[[ Records provided, beginning ]]

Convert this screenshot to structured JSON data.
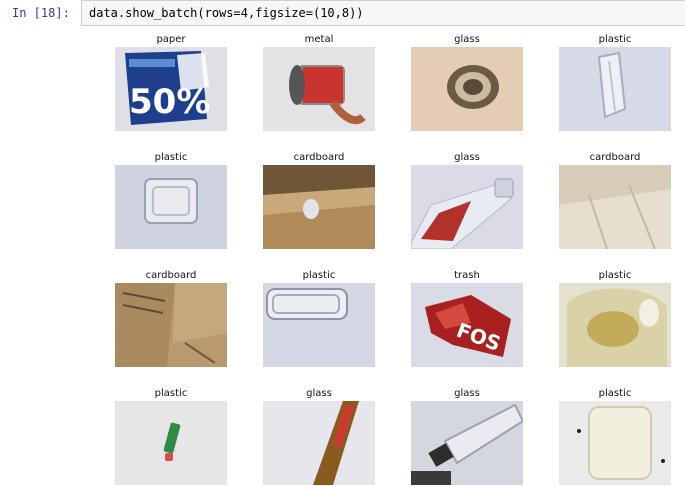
{
  "cell": {
    "prompt": "In [18]:",
    "code": "data.show_batch(rows=4,figsize=(10,8))"
  },
  "batch": {
    "labels": [
      "paper",
      "metal",
      "glass",
      "plastic",
      "plastic",
      "cardboard",
      "glass",
      "cardboard",
      "cardboard",
      "plastic",
      "trash",
      "plastic",
      "plastic",
      "glass",
      "glass",
      "plastic"
    ],
    "photo_text": {
      "paper_print": "50%",
      "trash_print": "FOS"
    }
  }
}
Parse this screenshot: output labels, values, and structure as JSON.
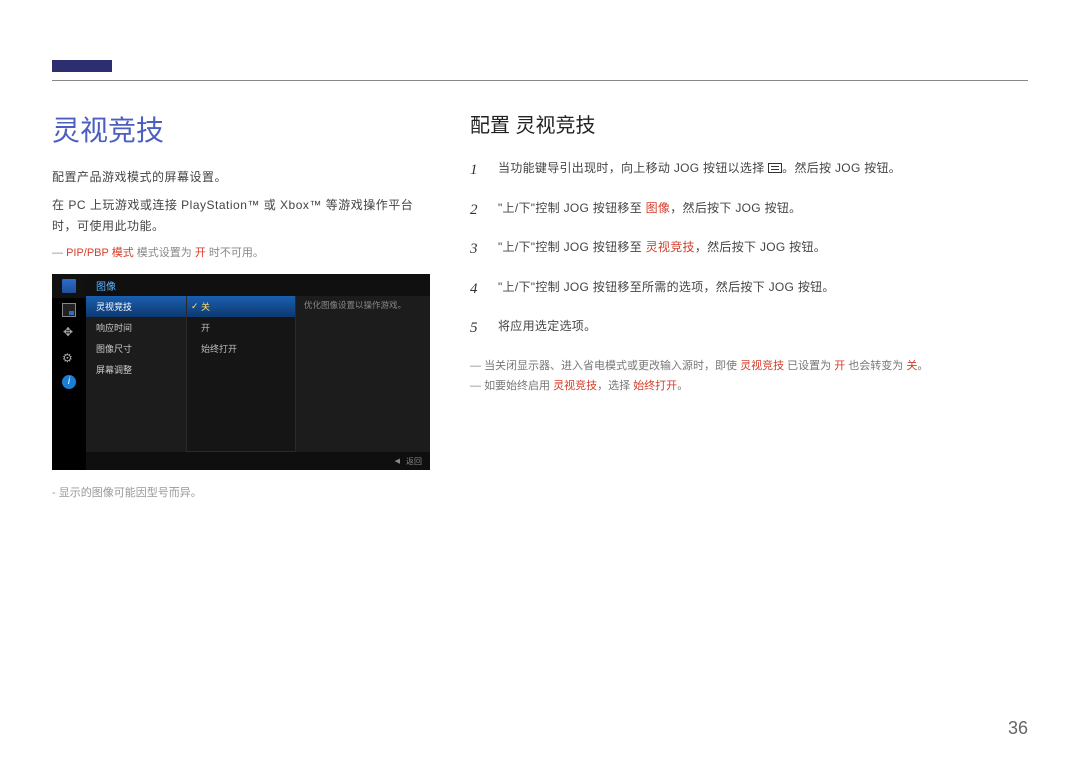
{
  "left": {
    "heading": "灵视竞技",
    "p1": "配置产品游戏模式的屏幕设置。",
    "p2": "在 PC 上玩游戏或连接 PlayStation™ 或 Xbox™ 等游戏操作平台时，可使用此功能。",
    "note_prefix": "PIP/PBP 模式",
    "note_mid": " 模式设置为 ",
    "note_on": "开",
    "note_suffix": " 时不可用。",
    "footnote": "显示的图像可能因型号而异。"
  },
  "osd": {
    "header": "图像",
    "menu": [
      "灵视竞技",
      "响应时间",
      "图像尺寸",
      "屏幕调整"
    ],
    "sub": [
      "关",
      "开",
      "始终打开"
    ],
    "desc": "优化图像设置以操作游戏。",
    "back": "返回"
  },
  "right": {
    "heading": "配置 灵视竞技",
    "steps": [
      {
        "n": "1",
        "pre": "当功能键导引出现时，向上移动 JOG 按钮以选择 ",
        "icon": true,
        "post": "。然后按 JOG 按钮。"
      },
      {
        "n": "2",
        "pre": "\"上/下\"控制 JOG 按钮移至 ",
        "hl": "图像",
        "post": "，然后按下 JOG 按钮。"
      },
      {
        "n": "3",
        "pre": "\"上/下\"控制 JOG 按钮移至 ",
        "hl": "灵视竞技",
        "post": "，然后按下 JOG 按钮。"
      },
      {
        "n": "4",
        "pre": "\"上/下\"控制 JOG 按钮移至所需的选项，然后按下 JOG 按钮。"
      },
      {
        "n": "5",
        "pre": "将应用选定选项。"
      }
    ],
    "note1_a": "当关闭显示器、进入省电模式或更改输入源时，即使 ",
    "note1_b": "灵视竞技",
    "note1_c": " 已设置为 ",
    "note1_d": "开",
    "note1_e": " 也会转变为 ",
    "note1_f": "关",
    "note1_g": "。",
    "note2_a": "如要始终启用 ",
    "note2_b": "灵视竞技",
    "note2_c": "，选择 ",
    "note2_d": "始终打开",
    "note2_e": "。"
  },
  "page_number": "36"
}
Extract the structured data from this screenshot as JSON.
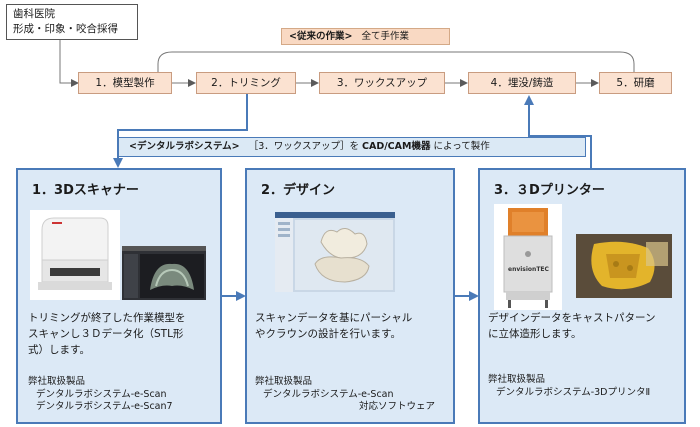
{
  "origin": {
    "line1": "歯科医院",
    "line2": "形成・印象・咬合採得"
  },
  "legacy": {
    "label": "<従来の作業>",
    "note": "全て手作業"
  },
  "steps": [
    "1．模型製作",
    "2．トリミング",
    "3．ワックスアップ",
    "4．埋没/鋳造",
    "5．研磨"
  ],
  "dental_system": {
    "label": "<デンタルラボシステム>",
    "text_a": "［3．ワックスアップ］を",
    "text_b": "CAD/CAM機器",
    "text_c": "によって製作"
  },
  "panels": [
    {
      "title": "1．3Dスキャナー",
      "desc": [
        "トリミングが終了した作業模型を",
        "スキャンし３Ｄデータ化（STL形",
        "式）します。"
      ],
      "products_heading": "弊社取扱製品",
      "products": [
        "デンタルラボシステム-e-Scan",
        "デンタルラボシステム-e-Scan7"
      ]
    },
    {
      "title": "2．デザイン",
      "desc": [
        "スキャンデータを基にパーシャル",
        "やクラウンの設計を行います。"
      ],
      "products_heading": "弊社取扱製品",
      "products": [
        "デンタルラボシステム-e-Scan",
        "対応ソフトウェア"
      ]
    },
    {
      "title": "3．３Dプリンター",
      "desc": [
        "デザインデータをキャストパターン",
        "に立体造形します。"
      ],
      "products_heading": "弊社取扱製品",
      "products": [
        "デンタルラボシステム-3DプリンタⅡ"
      ],
      "printer_brand": "envisionTEC"
    }
  ]
}
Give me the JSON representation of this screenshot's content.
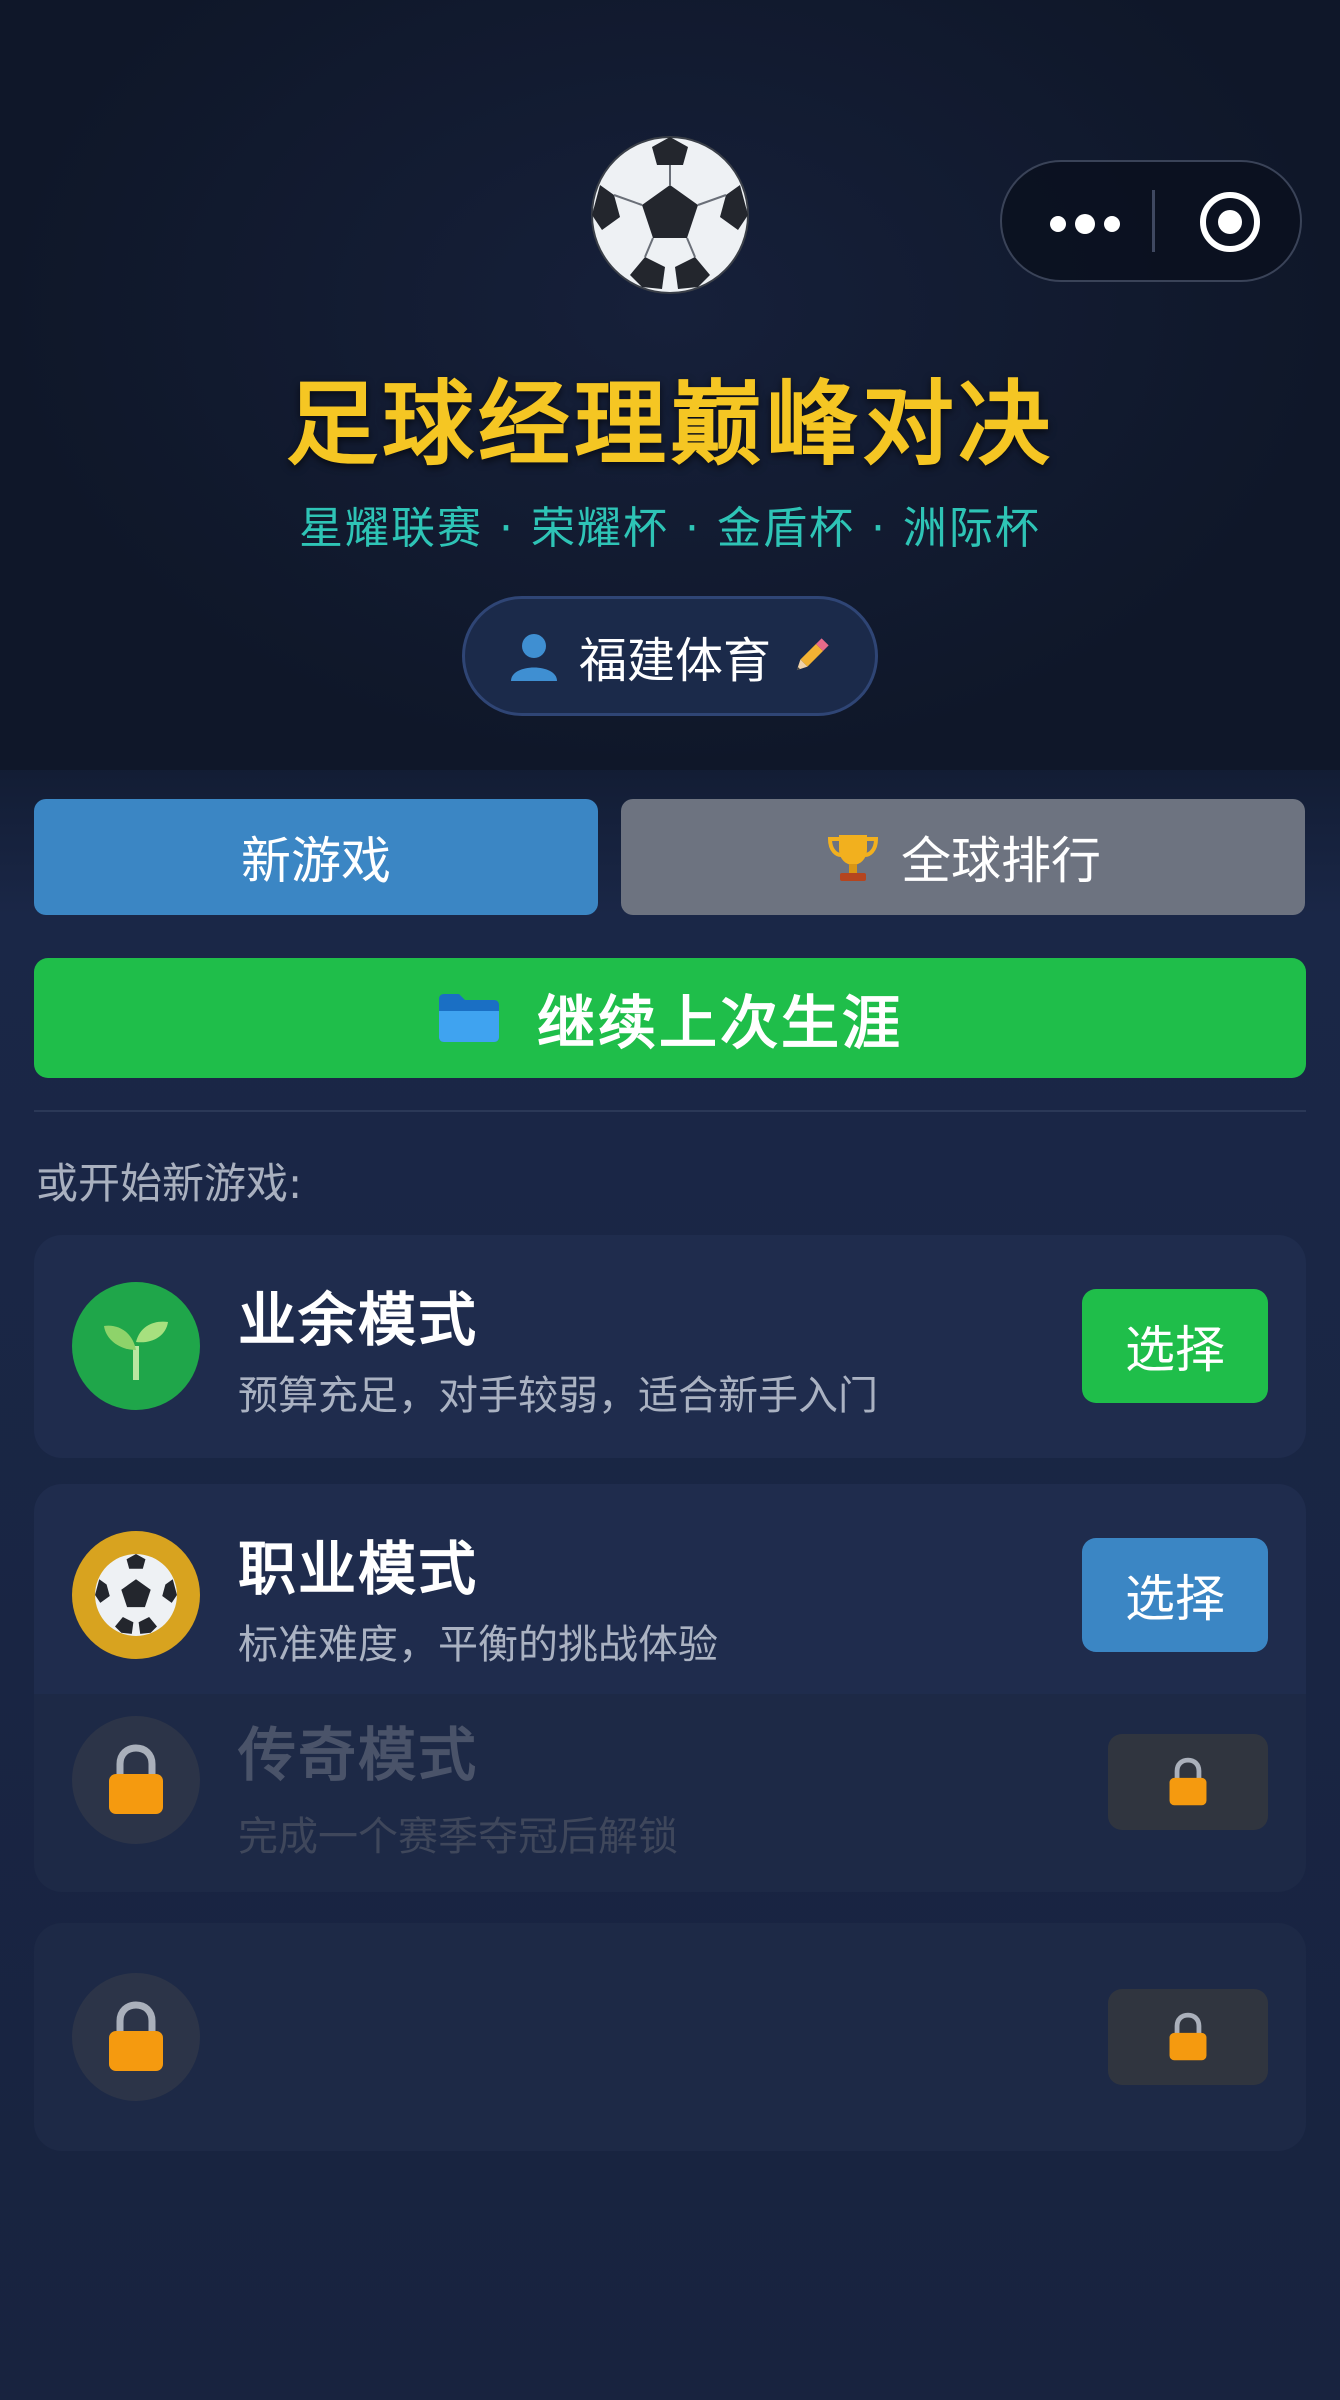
{
  "app": {
    "title": "足球经理巅峰对决",
    "subtitle": "星耀联赛 · 荣耀杯 · 金盾杯 · 洲际杯"
  },
  "capsule": {
    "more_icon": "ellipsis-icon",
    "close_icon": "target-circle-icon"
  },
  "user": {
    "name": "福建体育",
    "avatar_icon": "person-icon",
    "edit_icon": "pencil-icon"
  },
  "tabs": [
    {
      "label": "新游戏",
      "icon": ""
    },
    {
      "label": "全球排行",
      "icon": "trophy-icon"
    }
  ],
  "continue_button": {
    "label": "继续上次生涯",
    "icon": "folder-icon"
  },
  "section_label": "或开始新游戏:",
  "modes": [
    {
      "name": "业余模式",
      "desc": "预算充足，对手较弱，适合新手入门",
      "button": "选择",
      "icon": "sprout-icon",
      "locked": false
    },
    {
      "name": "职业模式",
      "desc": "标准难度，平衡的挑战体验",
      "button": "选择",
      "icon": "soccer-ball-icon",
      "locked": false
    },
    {
      "name": "传奇模式",
      "desc": "完成一个赛季夺冠后解锁",
      "button": "",
      "icon": "lock-icon",
      "locked": true
    },
    {
      "name": "",
      "desc": "",
      "button": "",
      "icon": "lock-icon",
      "locked": true
    }
  ],
  "colors": {
    "title": "#f5c623",
    "subtitle": "#2ec4b6",
    "green": "#1fbe4a",
    "blue": "#3b86c4",
    "gray_tab": "#6d7380"
  }
}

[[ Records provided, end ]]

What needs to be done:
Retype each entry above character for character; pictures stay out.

Task response:
Convert this screenshot to structured JSON data.
{
  "cell": {
    "prompt": "In [18]:",
    "code": "data.show_batch(rows=4,figsize=(10,8))"
  },
  "batch": {
    "labels": [
      "paper",
      "metal",
      "glass",
      "plastic",
      "plastic",
      "cardboard",
      "glass",
      "cardboard",
      "cardboard",
      "plastic",
      "trash",
      "plastic",
      "plastic",
      "glass",
      "glass",
      "plastic"
    ],
    "photo_text": {
      "paper_print": "50%",
      "trash_print": "FOS"
    }
  }
}
Parse this screenshot: output labels, values, and structure as JSON.
{
  "left": {
    "heading": "灵视竞技",
    "p1": "配置产品游戏模式的屏幕设置。",
    "p2": "在 PC 上玩游戏或连接 PlayStation™ 或 Xbox™ 等游戏操作平台时，可使用此功能。",
    "note_prefix": "PIP/PBP 模式",
    "note_mid": " 模式设置为 ",
    "note_on": "开",
    "note_suffix": " 时不可用。",
    "footnote": "显示的图像可能因型号而异。"
  },
  "osd": {
    "header": "图像",
    "menu": [
      "灵视竞技",
      "响应时间",
      "图像尺寸",
      "屏幕调整"
    ],
    "sub": [
      "关",
      "开",
      "始终打开"
    ],
    "desc": "优化图像设置以操作游戏。",
    "back": "返回"
  },
  "right": {
    "heading": "配置 灵视竞技",
    "steps": [
      {
        "n": "1",
        "pre": "当功能键导引出现时，向上移动 JOG 按钮以选择 ",
        "icon": true,
        "post": "。然后按 JOG 按钮。"
      },
      {
        "n": "2",
        "pre": "\"上/下\"控制 JOG 按钮移至 ",
        "hl": "图像",
        "post": "，然后按下 JOG 按钮。"
      },
      {
        "n": "3",
        "pre": "\"上/下\"控制 JOG 按钮移至 ",
        "hl": "灵视竞技",
        "post": "，然后按下 JOG 按钮。"
      },
      {
        "n": "4",
        "pre": "\"上/下\"控制 JOG 按钮移至所需的选项，然后按下 JOG 按钮。"
      },
      {
        "n": "5",
        "pre": "将应用选定选项。"
      }
    ],
    "note1_a": "当关闭显示器、进入省电模式或更改输入源时，即使 ",
    "note1_b": "灵视竞技",
    "note1_c": " 已设置为 ",
    "note1_d": "开",
    "note1_e": " 也会转变为 ",
    "note1_f": "关",
    "note1_g": "。",
    "note2_a": "如要始终启用 ",
    "note2_b": "灵视竞技",
    "note2_c": "，选择 ",
    "note2_d": "始终打开",
    "note2_e": "。"
  },
  "page_number": "36"
}
Extract the structured data from this screenshot as JSON.
{
  "origin": {
    "line1": "歯科医院",
    "line2": "形成・印象・咬合採得"
  },
  "legacy": {
    "label": "<従来の作業>",
    "note": "全て手作業"
  },
  "steps": [
    "1．模型製作",
    "2．トリミング",
    "3．ワックスアップ",
    "4．埋没/鋳造",
    "5．研磨"
  ],
  "dental_system": {
    "label": "<デンタルラボシステム>",
    "text_a": "［3．ワックスアップ］を",
    "text_b": "CAD/CAM機器",
    "text_c": "によって製作"
  },
  "panels": [
    {
      "title": "1．3Dスキャナー",
      "desc": [
        "トリミングが終了した作業模型を",
        "スキャンし３Ｄデータ化（STL形",
        "式）します。"
      ],
      "products_heading": "弊社取扱製品",
      "products": [
        "デンタルラボシステム-e-Scan",
        "デンタルラボシステム-e-Scan7"
      ]
    },
    {
      "title": "2．デザイン",
      "desc": [
        "スキャンデータを基にパーシャル",
        "やクラウンの設計を行います。"
      ],
      "products_heading": "弊社取扱製品",
      "products": [
        "デンタルラボシステム-e-Scan",
        "対応ソフトウェア"
      ]
    },
    {
      "title": "3．３Dプリンター",
      "desc": [
        "デザインデータをキャストパターン",
        "に立体造形します。"
      ],
      "products_heading": "弊社取扱製品",
      "products": [
        "デンタルラボシステム-3DプリンタⅡ"
      ],
      "printer_brand": "envisionTEC"
    }
  ]
}
Give me the JSON representation of this screenshot's content.
{
  "app": {
    "title": "足球经理巅峰对决",
    "subtitle": "星耀联赛 · 荣耀杯 · 金盾杯 · 洲际杯"
  },
  "capsule": {
    "more_icon": "ellipsis-icon",
    "close_icon": "target-circle-icon"
  },
  "user": {
    "name": "福建体育",
    "avatar_icon": "person-icon",
    "edit_icon": "pencil-icon"
  },
  "tabs": [
    {
      "label": "新游戏",
      "icon": ""
    },
    {
      "label": "全球排行",
      "icon": "trophy-icon"
    }
  ],
  "continue_button": {
    "label": "继续上次生涯",
    "icon": "folder-icon"
  },
  "section_label": "或开始新游戏:",
  "modes": [
    {
      "name": "业余模式",
      "desc": "预算充足，对手较弱，适合新手入门",
      "button": "选择",
      "icon": "sprout-icon",
      "locked": false
    },
    {
      "name": "职业模式",
      "desc": "标准难度，平衡的挑战体验",
      "button": "选择",
      "icon": "soccer-ball-icon",
      "locked": false
    },
    {
      "name": "传奇模式",
      "desc": "完成一个赛季夺冠后解锁",
      "button": "",
      "icon": "lock-icon",
      "locked": true
    },
    {
      "name": "",
      "desc": "",
      "button": "",
      "icon": "lock-icon",
      "locked": true
    }
  ],
  "colors": {
    "title": "#f5c623",
    "subtitle": "#2ec4b6",
    "green": "#1fbe4a",
    "blue": "#3b86c4",
    "gray_tab": "#6d7380"
  }
}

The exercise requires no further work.